A former deputy with the Morehouse Parish Sheriff's Office is facing up to 10 years in prison after pleading guilty Tuesday to one count of felony theft.

Chris Balsamo entered the plea before 4th District Court Judge Scott Leehy at the Morehouse Parish Courthouse.

Assistant District Attorney Devin Jones told Leehy the charges against Balsamo had been amended through a bill of information filed earlier Tuesday. He was originally charged with unauthorized use of a moveable after it was discovered nearly $18,000 in cash was missing, money seized during two separate drug cases.

Fourth District Attorney Jerry Jones made the decision to seek the felony theft charge against Balsamo.

Leehy issued an arrest warrant for Balsamo in November, following an investigation by Louisiana State Police. He surrendered at the Morehouse Parish Jail on Nov. 30. In the week prior to his arrest, Balsamo repaid $17,884 that was seized but never deposited.

In cases involving cash assets seized during drug investigations, the money is given to the DA's office and deposited pending the outcome of the criminal charges. If during the court proceedings prosecutors can show the money was received through illegal activities, they can petition the courts to have the money forfeited to the DA's office and the agency responsible for the arrest, in this case the Sheriff's Office through the North Louisiana Drug Enforcement Bureau. Balsamo was released after a $2,500 surety bond was posted.

He worked for the MPSO until 2011, when he resigned after an audit discovered $100 missing from a fund used to provide money to make drug buys.

Earlier that year, the 14-year MPSO veteran was named in a civil suit by Shane Montgomery, a Morehouse Parish man arrested on federal civil rights charges in 2009 following an incident at Beekman Junior High. Balsamo and former deputy Jamie Wallis were investigators with the MPSO assigned to a case after a raccoon was discovered hanging from the flagpole at the school. Officials with the U.S. Department of Justice Civil Rights Division determined the incident was intended to scare black students who had recently been bussed to the campus. When the action was deemed to be a hate crime, the DOJ assumed the lead role in the case. Montgomery was indicted in September 2010 by a federal grand jury on four counts, including conspiring to commit a hate crime. A year later, the indictment against Montgomery was dismissed, and Wallis' sons and a third man were charged in connection with the case. Montgomery later filed a civil suit in federal court against the former deputy. The case was settled earlier this year. Charles Kincade, the attorney representing Montgomery, said he could not disclose the terms of the settlement.

Balsamo will return to Leehy's courtroom on March 20 following a pre-sentence investigation. The Office of Probation and Parole and Balsamo's attorney – his sister in law Katie Balsamo – will compile information to be submitted to Leehy in making his determination of what sentence he will impose. Ten years and a $3,000 fine is the maximum exposure for a felony theft conviction.

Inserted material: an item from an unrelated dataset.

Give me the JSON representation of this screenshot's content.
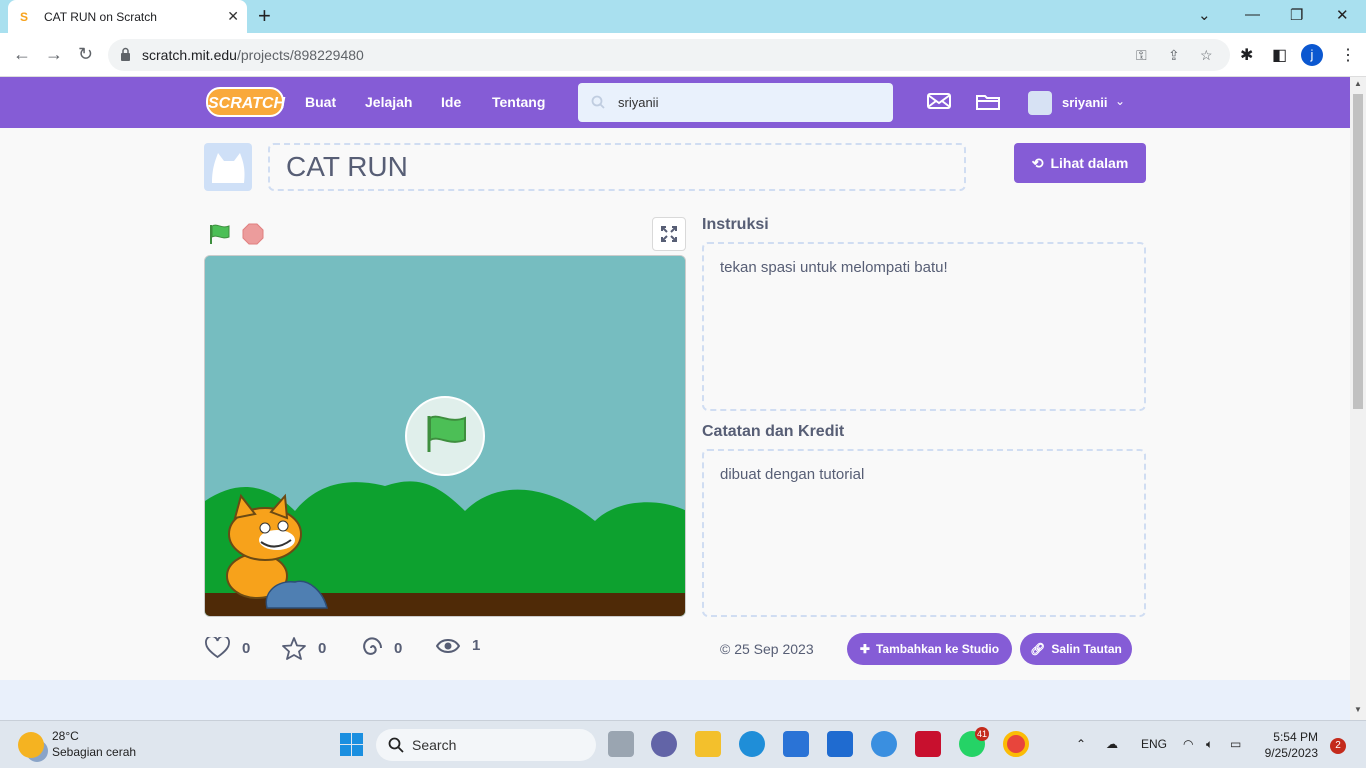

"Since you are a first-time offender, you could be eligible for probation, but I can't promise you anything" Leehy said during Tuesday's hearing.